▼▼▼

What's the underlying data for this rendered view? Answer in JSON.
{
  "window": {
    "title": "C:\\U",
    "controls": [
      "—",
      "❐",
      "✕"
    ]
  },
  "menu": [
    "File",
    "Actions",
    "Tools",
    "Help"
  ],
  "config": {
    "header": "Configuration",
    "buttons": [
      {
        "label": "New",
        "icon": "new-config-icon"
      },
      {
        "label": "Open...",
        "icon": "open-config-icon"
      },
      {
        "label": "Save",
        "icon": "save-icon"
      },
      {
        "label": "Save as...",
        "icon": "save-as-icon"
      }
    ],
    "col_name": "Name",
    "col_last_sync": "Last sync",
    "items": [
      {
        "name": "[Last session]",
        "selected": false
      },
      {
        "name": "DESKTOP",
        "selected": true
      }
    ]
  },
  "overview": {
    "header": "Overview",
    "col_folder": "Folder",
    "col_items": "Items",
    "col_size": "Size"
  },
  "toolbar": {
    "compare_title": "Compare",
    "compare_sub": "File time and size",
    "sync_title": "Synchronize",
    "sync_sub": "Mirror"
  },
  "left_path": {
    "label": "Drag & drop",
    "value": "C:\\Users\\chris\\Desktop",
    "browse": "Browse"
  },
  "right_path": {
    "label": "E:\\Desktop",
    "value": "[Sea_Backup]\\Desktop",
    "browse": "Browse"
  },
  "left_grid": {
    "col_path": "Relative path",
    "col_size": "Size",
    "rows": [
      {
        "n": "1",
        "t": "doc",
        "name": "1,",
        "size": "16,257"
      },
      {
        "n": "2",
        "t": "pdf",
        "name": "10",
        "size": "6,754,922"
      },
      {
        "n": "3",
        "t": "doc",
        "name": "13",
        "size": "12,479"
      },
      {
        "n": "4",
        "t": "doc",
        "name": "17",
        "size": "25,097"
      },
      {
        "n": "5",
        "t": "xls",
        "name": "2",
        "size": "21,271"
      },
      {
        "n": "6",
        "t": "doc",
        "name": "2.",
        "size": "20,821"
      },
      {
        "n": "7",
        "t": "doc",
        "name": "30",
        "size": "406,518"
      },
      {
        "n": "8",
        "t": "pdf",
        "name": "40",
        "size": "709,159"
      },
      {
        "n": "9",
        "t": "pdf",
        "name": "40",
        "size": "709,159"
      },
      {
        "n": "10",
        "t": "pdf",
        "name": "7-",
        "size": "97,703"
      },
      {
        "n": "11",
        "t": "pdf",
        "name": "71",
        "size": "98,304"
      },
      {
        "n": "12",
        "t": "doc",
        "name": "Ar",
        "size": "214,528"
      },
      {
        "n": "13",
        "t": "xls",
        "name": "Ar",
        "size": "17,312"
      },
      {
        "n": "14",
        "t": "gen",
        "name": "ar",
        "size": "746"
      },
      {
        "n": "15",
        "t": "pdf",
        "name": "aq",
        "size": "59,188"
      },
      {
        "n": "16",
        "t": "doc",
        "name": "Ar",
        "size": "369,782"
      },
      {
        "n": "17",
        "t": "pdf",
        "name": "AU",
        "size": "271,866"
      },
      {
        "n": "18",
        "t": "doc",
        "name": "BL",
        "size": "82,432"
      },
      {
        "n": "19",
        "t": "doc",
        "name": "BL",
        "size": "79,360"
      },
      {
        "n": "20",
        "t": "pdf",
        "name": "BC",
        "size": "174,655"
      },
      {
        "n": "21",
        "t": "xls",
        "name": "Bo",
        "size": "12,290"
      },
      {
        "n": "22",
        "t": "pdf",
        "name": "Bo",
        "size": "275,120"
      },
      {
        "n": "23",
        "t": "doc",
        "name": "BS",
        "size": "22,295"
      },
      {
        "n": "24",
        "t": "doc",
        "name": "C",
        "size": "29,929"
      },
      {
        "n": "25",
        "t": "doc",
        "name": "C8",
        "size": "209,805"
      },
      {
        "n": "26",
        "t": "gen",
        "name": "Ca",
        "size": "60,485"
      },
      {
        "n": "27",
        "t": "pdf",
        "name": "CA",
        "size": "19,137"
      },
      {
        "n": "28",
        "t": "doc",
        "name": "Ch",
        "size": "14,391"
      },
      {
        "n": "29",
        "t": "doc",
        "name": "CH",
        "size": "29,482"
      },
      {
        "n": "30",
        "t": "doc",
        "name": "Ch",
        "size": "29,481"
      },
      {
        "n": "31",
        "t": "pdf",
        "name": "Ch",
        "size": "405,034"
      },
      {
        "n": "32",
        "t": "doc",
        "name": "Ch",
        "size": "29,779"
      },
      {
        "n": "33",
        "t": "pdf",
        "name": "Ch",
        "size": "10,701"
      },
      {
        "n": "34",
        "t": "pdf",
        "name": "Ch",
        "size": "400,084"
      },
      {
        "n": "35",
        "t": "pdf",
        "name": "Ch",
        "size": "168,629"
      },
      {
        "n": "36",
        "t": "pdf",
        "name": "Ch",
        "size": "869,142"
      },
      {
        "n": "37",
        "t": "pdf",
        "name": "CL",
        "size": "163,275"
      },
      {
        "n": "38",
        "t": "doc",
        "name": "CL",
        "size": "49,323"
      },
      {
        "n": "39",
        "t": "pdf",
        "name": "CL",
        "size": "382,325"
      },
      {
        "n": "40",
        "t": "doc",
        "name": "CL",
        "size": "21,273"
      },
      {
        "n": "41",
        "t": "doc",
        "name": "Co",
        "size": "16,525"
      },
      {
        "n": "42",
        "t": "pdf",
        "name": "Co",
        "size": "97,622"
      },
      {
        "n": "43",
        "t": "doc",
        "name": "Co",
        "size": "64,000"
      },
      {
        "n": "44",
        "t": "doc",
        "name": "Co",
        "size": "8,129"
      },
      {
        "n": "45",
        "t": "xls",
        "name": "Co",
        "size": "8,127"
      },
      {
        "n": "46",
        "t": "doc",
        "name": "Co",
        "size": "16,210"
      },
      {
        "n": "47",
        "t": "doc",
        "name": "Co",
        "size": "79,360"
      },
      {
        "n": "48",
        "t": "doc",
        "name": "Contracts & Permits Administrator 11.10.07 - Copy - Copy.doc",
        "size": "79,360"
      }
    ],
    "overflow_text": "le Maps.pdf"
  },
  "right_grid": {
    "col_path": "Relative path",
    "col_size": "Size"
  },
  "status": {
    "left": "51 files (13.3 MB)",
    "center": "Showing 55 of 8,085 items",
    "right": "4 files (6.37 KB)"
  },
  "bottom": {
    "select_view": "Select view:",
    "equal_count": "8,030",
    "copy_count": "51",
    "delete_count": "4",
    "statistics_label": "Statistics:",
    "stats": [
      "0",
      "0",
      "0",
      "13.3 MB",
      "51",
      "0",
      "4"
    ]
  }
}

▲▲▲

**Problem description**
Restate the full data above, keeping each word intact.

**Answer**
What's the underlying data for this rendered view? Answer in JSON.
{
  "window": {
    "title": "C:\\U",
    "controls": [
      "—",
      "❐",
      "✕"
    ]
  },
  "menu": [
    "File",
    "Actions",
    "Tools",
    "Help"
  ],
  "config": {
    "header": "Configuration",
    "buttons": [
      {
        "label": "New",
        "icon": "new-config-icon"
      },
      {
        "label": "Open...",
        "icon": "open-config-icon"
      },
      {
        "label": "Save",
        "icon": "save-icon"
      },
      {
        "label": "Save as...",
        "icon": "save-as-icon"
      }
    ],
    "col_name": "Name",
    "col_last_sync": "Last sync",
    "items": [
      {
        "name": "[Last session]",
        "selected": false
      },
      {
        "name": "DESKTOP",
        "selected": true
      }
    ]
  },
  "overview": {
    "header": "Overview",
    "col_folder": "Folder",
    "col_items": "Items",
    "col_size": "Size"
  },
  "toolbar": {
    "compare_title": "Compare",
    "compare_sub": "File time and size",
    "sync_title": "Synchronize",
    "sync_sub": "Mirror"
  },
  "left_path": {
    "label": "Drag & drop",
    "value": "C:\\Users\\chris\\Desktop",
    "browse": "Browse"
  },
  "right_path": {
    "label": "E:\\Desktop",
    "value": "[Sea_Backup]\\Desktop",
    "browse": "Browse"
  },
  "left_grid": {
    "col_path": "Relative path",
    "col_size": "Size",
    "rows": [
      {
        "n": "1",
        "t": "doc",
        "name": "1,",
        "size": "16,257"
      },
      {
        "n": "2",
        "t": "pdf",
        "name": "10",
        "size": "6,754,922"
      },
      {
        "n": "3",
        "t": "doc",
        "name": "13",
        "size": "12,479"
      },
      {
        "n": "4",
        "t": "doc",
        "name": "17",
        "size": "25,097"
      },
      {
        "n": "5",
        "t": "xls",
        "name": "2",
        "size": "21,271"
      },
      {
        "n": "6",
        "t": "doc",
        "name": "2.",
        "size": "20,821"
      },
      {
        "n": "7",
        "t": "doc",
        "name": "30",
        "size": "406,518"
      },
      {
        "n": "8",
        "t": "pdf",
        "name": "40",
        "size": "709,159"
      },
      {
        "n": "9",
        "t": "pdf",
        "name": "40",
        "size": "709,159"
      },
      {
        "n": "10",
        "t": "pdf",
        "name": "7-",
        "size": "97,703"
      },
      {
        "n": "11",
        "t": "pdf",
        "name": "71",
        "size": "98,304"
      },
      {
        "n": "12",
        "t": "doc",
        "name": "Ar",
        "size": "214,528"
      },
      {
        "n": "13",
        "t": "xls",
        "name": "Ar",
        "size": "17,312"
      },
      {
        "n": "14",
        "t": "gen",
        "name": "ar",
        "size": "746"
      },
      {
        "n": "15",
        "t": "pdf",
        "name": "aq",
        "size": "59,188"
      },
      {
        "n": "16",
        "t": "doc",
        "name": "Ar",
        "size": "369,782"
      },
      {
        "n": "17",
        "t": "pdf",
        "name": "AU",
        "size": "271,866"
      },
      {
        "n": "18",
        "t": "doc",
        "name": "BL",
        "size": "82,432"
      },
      {
        "n": "19",
        "t": "doc",
        "name": "BL",
        "size": "79,360"
      },
      {
        "n": "20",
        "t": "pdf",
        "name": "BC",
        "size": "174,655"
      },
      {
        "n": "21",
        "t": "xls",
        "name": "Bo",
        "size": "12,290"
      },
      {
        "n": "22",
        "t": "pdf",
        "name": "Bo",
        "size": "275,120"
      },
      {
        "n": "23",
        "t": "doc",
        "name": "BS",
        "size": "22,295"
      },
      {
        "n": "24",
        "t": "doc",
        "name": "C",
        "size": "29,929"
      },
      {
        "n": "25",
        "t": "doc",
        "name": "C8",
        "size": "209,805"
      },
      {
        "n": "26",
        "t": "gen",
        "name": "Ca",
        "size": "60,485"
      },
      {
        "n": "27",
        "t": "pdf",
        "name": "CA",
        "size": "19,137"
      },
      {
        "n": "28",
        "t": "doc",
        "name": "Ch",
        "size": "14,391"
      },
      {
        "n": "29",
        "t": "doc",
        "name": "CH",
        "size": "29,482"
      },
      {
        "n": "30",
        "t": "doc",
        "name": "Ch",
        "size": "29,481"
      },
      {
        "n": "31",
        "t": "pdf",
        "name": "Ch",
        "size": "405,034"
      },
      {
        "n": "32",
        "t": "doc",
        "name": "Ch",
        "size": "29,779"
      },
      {
        "n": "33",
        "t": "pdf",
        "name": "Ch",
        "size": "10,701"
      },
      {
        "n": "34",
        "t": "pdf",
        "name": "Ch",
        "size": "400,084"
      },
      {
        "n": "35",
        "t": "pdf",
        "name": "Ch",
        "size": "168,629"
      },
      {
        "n": "36",
        "t": "pdf",
        "name": "Ch",
        "size": "869,142"
      },
      {
        "n": "37",
        "t": "pdf",
        "name": "CL",
        "size": "163,275"
      },
      {
        "n": "38",
        "t": "doc",
        "name": "CL",
        "size": "49,323"
      },
      {
        "n": "39",
        "t": "pdf",
        "name": "CL",
        "size": "382,325"
      },
      {
        "n": "40",
        "t": "doc",
        "name": "CL",
        "size": "21,273"
      },
      {
        "n": "41",
        "t": "doc",
        "name": "Co",
        "size": "16,525"
      },
      {
        "n": "42",
        "t": "pdf",
        "name": "Co",
        "size": "97,622"
      },
      {
        "n": "43",
        "t": "doc",
        "name": "Co",
        "size": "64,000"
      },
      {
        "n": "44",
        "t": "doc",
        "name": "Co",
        "size": "8,129"
      },
      {
        "n": "45",
        "t": "xls",
        "name": "Co",
        "size": "8,127"
      },
      {
        "n": "46",
        "t": "doc",
        "name": "Co",
        "size": "16,210"
      },
      {
        "n": "47",
        "t": "doc",
        "name": "Co",
        "size": "79,360"
      },
      {
        "n": "48",
        "t": "doc",
        "name": "Contracts & Permits Administrator 11.10.07 - Copy - Copy.doc",
        "size": "79,360"
      }
    ],
    "overflow_text": "le Maps.pdf"
  },
  "right_grid": {
    "col_path": "Relative path",
    "col_size": "Size"
  },
  "status": {
    "left": "51 files (13.3 MB)",
    "center": "Showing 55 of 8,085 items",
    "right": "4 files (6.37 KB)"
  },
  "bottom": {
    "select_view": "Select view:",
    "equal_count": "8,030",
    "copy_count": "51",
    "delete_count": "4",
    "statistics_label": "Statistics:",
    "stats": [
      "0",
      "0",
      "0",
      "13.3 MB",
      "51",
      "0",
      "4"
    ]
  }
}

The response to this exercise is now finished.